For trusted sites like your home and office networks this is fine, but when you’re out and about this can become a serious weakness. The WiFi Pineapple is a small, lightweight unit that acts as a Wi-Fi hotspot which can masquerade as another network. Due to its powerful antennas it will push its way to the front of the queue, obscuring the authentic network, when your device tries to log onto a known connection.

It then redirects your traffic - and all sensitive data - through its rogue proxy, leaving you completely unaware that you’re on a compromised version of the network. The most surprising thing is that this isn’t some expensive, military-grade device. It fits neatly in a backpack, is virtually undetectable to passersby, and is available online, completely legally, for around £60.

 How free Wi-Fi could steal your data

The dangers of leaving yourself open to an attack aren’t limited to just personal information either. Enterprising hackers are also becoming alive to a potentially easy route to valuable corporate data.

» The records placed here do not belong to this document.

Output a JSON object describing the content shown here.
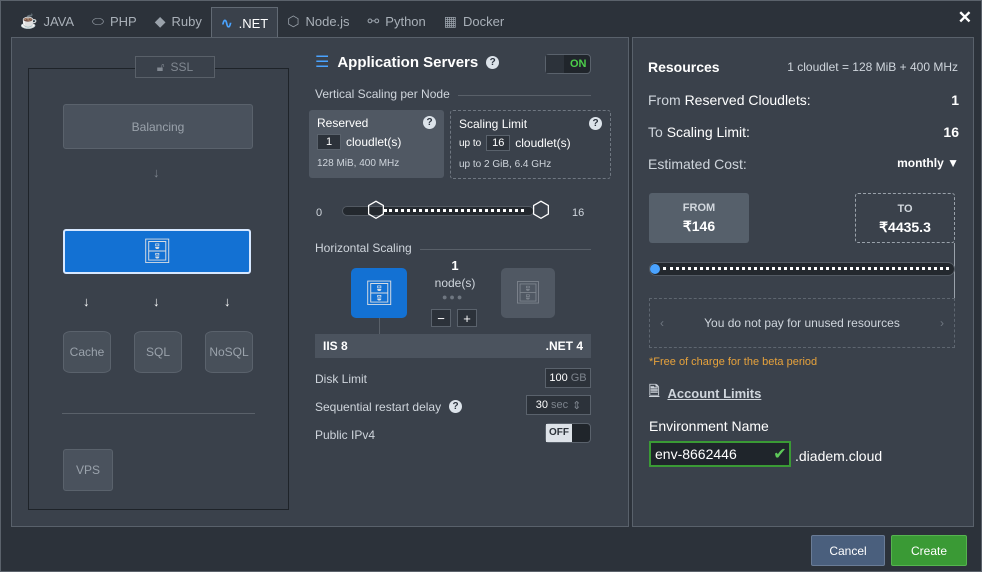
{
  "tabs": [
    {
      "label": "JAVA",
      "icon": "java-icon"
    },
    {
      "label": "PHP",
      "icon": "php-icon"
    },
    {
      "label": "Ruby",
      "icon": "ruby-icon"
    },
    {
      "label": ".NET",
      "icon": "dotnet-icon",
      "active": true
    },
    {
      "label": "Node.js",
      "icon": "nodejs-icon"
    },
    {
      "label": "Python",
      "icon": "python-icon"
    },
    {
      "label": "Docker",
      "icon": "docker-icon"
    }
  ],
  "topology": {
    "ssl": "SSL",
    "balancing": "Balancing",
    "cache": "Cache",
    "sql": "SQL",
    "nosql": "NoSQL",
    "vps": "VPS"
  },
  "app": {
    "title": "Application Servers",
    "toggle": "ON"
  },
  "vertical": {
    "heading": "Vertical Scaling per Node",
    "reserved": {
      "label": "Reserved",
      "value": "1",
      "unit": "cloudlet(s)",
      "spec": "128 MiB, 400 MHz"
    },
    "limit": {
      "label": "Scaling Limit",
      "prefix": "up to",
      "value": "16",
      "unit": "cloudlet(s)",
      "spec": "up to 2 GiB, 6.4 GHz"
    },
    "slider": {
      "min": "0",
      "max": "16",
      "reserved_value": 1,
      "limit_value": 16
    }
  },
  "horizontal": {
    "heading": "Horizontal Scaling",
    "count": "1",
    "unit": "node(s)",
    "minus": "−",
    "plus": "+"
  },
  "stack": {
    "server": "IIS 8",
    "version": ".NET 4"
  },
  "disk": {
    "label": "Disk Limit",
    "value": "100",
    "unit": "GB"
  },
  "restart": {
    "label": "Sequential restart delay",
    "value": "30",
    "unit": "sec"
  },
  "ipv4": {
    "label": "Public IPv4",
    "toggle": "OFF"
  },
  "resources": {
    "title": "Resources",
    "rate": "1 cloudlet = 128 MiB + 400 MHz",
    "from_prefix": "From",
    "from_label": "Reserved Cloudlets:",
    "from_value": "1",
    "to_prefix": "To",
    "to_label": "Scaling Limit:",
    "to_value": "16",
    "cost_label": "Estimated Cost:",
    "period": "monthly",
    "from_head": "FROM",
    "from_price": "₹146",
    "to_head": "TO",
    "to_price": "₹4435.3",
    "notice": "You do not pay for unused resources",
    "free": "*Free of charge for the beta period",
    "account_limits": "Account Limits",
    "env_label": "Environment Name",
    "env_value": "env-8662446",
    "env_suffix": ".diadem.cloud"
  },
  "footer": {
    "cancel": "Cancel",
    "create": "Create"
  },
  "colors": {
    "accent": "#1371d3",
    "create": "#3a9a35",
    "warning": "#e6a23c"
  }
}
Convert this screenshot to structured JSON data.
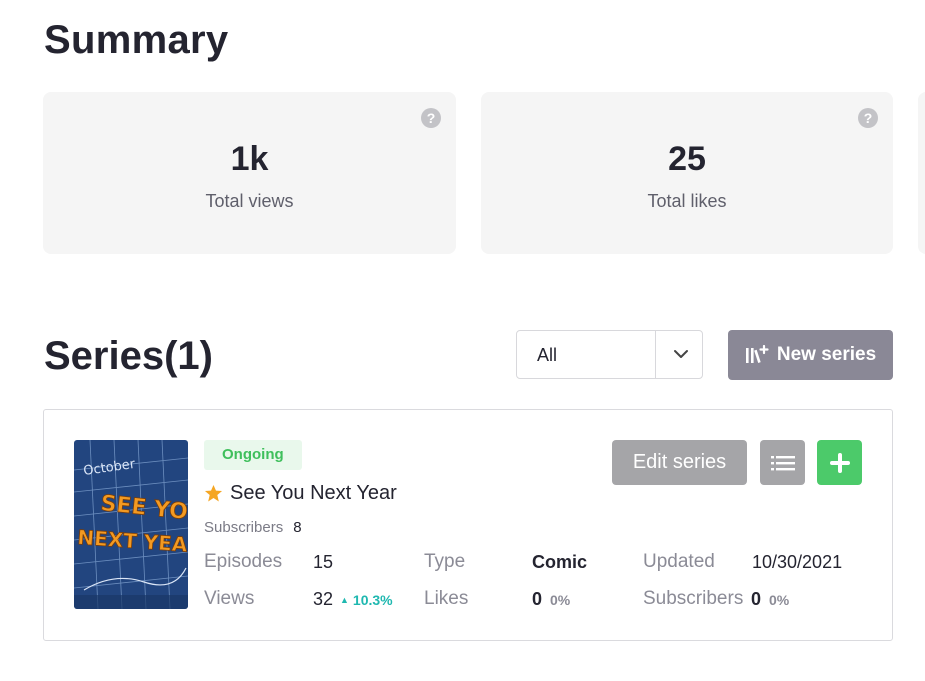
{
  "summary": {
    "title": "Summary",
    "cards": [
      {
        "value": "1k",
        "label": "Total views"
      },
      {
        "value": "25",
        "label": "Total likes"
      }
    ]
  },
  "series_section": {
    "title": "Series(1)",
    "filter": {
      "selected": "All"
    },
    "new_series_label": "New series"
  },
  "series": [
    {
      "status": "Ongoing",
      "name": "See You Next Year",
      "cover_text": {
        "month": "October",
        "line1": "SEE YOU",
        "line2": "NEXT YEAR"
      },
      "subscribers_label": "Subscribers",
      "subscribers_value": "8",
      "stats": {
        "episodes_label": "Episodes",
        "episodes_value": "15",
        "type_label": "Type",
        "type_value": "Comic",
        "updated_label": "Updated",
        "updated_value": "10/30/2021",
        "views_label": "Views",
        "views_value": "32",
        "views_delta": "10.3%",
        "likes_label": "Likes",
        "likes_value": "0",
        "likes_pct": "0%",
        "subs_label": "Subscribers",
        "subs_value": "0",
        "subs_pct": "0%"
      },
      "edit_label": "Edit series"
    }
  ],
  "colors": {
    "status_green": "#3fbf5c",
    "add_button": "#4cca6a",
    "delta_teal": "#1fb8b0",
    "button_gray": "#a5a5a8",
    "new_series_gray": "#8a8896",
    "star": "#f5a623"
  },
  "icons": [
    "help-icon",
    "chevron-down-icon",
    "library-icon",
    "star-icon",
    "list-icon",
    "plus-icon"
  ]
}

"You go to a hotel network and there’s no security on them," says Sean Newman, Security Strategist at Cisco, "they just have a hotspot thing to sign you onto the network. But anyone can sign on to the network and there’s no encryption or protection of the traffic. You might think 'who’s going to follow me to a hotel?' Well, when I’m going to a hotel it’s usually because there’s an event on, some security conference, and every hotel has multiple conferences for multiple reasons going on at any period of time. So if you wanted to attack a particular target [industry]’d go to that conference and you could almost have your pick of who you want to compromise."

This problem is exacerbated by the rise of the Bring Your Own Device (BYOD) culture that has become the bane of IT professionals in recent years. Traditionally your work and personal devices were separate, making securing the data an easier task, but with many phones and tablets now acting as both work and leisure devices the risks are harder to negate. Probably the best way to prevent this loss of privacy is to use a Virtual Private Network (VPN), which creates an encrypted connection between your machine and a secure server. You can pay for a VPN through services such as Cyberghost or Hotspot Shield (in fact here are the best free VPN services), but for most people this will seem an overly complicated procedure that is too intimidating to pursue. A more accessible option might be to install the free Firefox and Chrome plug-in HTTPS Everywhere, which tries to ensure that, where possible, sites you visit use secure connections. It’s not a guarantee by any means, but it can certainly take away some of the risks involved.

Of course the ideal solution lies with the hotspot providers implementing  encryption on their service, but this isn’t as simple as it sounds. As always, the biggest threat to security lies in the need for convenience. Most of these locations are casual-use spaces for customers, meaning that they want to log on and off quickly and without fuss. Having to enter a password (or worse, a username and password) to access an encrypted hotspot might prove just too much effort for many people, who’ll just walk on until they find the next open connection. Without a call from customers to improve the service you can expect things to carry on much as they are at the moment. Therefore the responsibility to protect personal data lies firmly in your own hands.

"I would advise people simply not to use unsecured access points altogether," states Jean Taggart, Senior Security Researcher at Malwarebytes, "but that isn’t always an option. If you have to connect to public Wi-Fi hotspots, you should consider using a VPN – because the tunnelling process encrypts the traffic. Another option is to use 3G, rather than free Wi-Fi, as this completely bypasses the problem, albeit at a greater cost. Finally, definitely avoid online banking when on an untrusted network. In fact, avoid using anything which you would deem sensitive."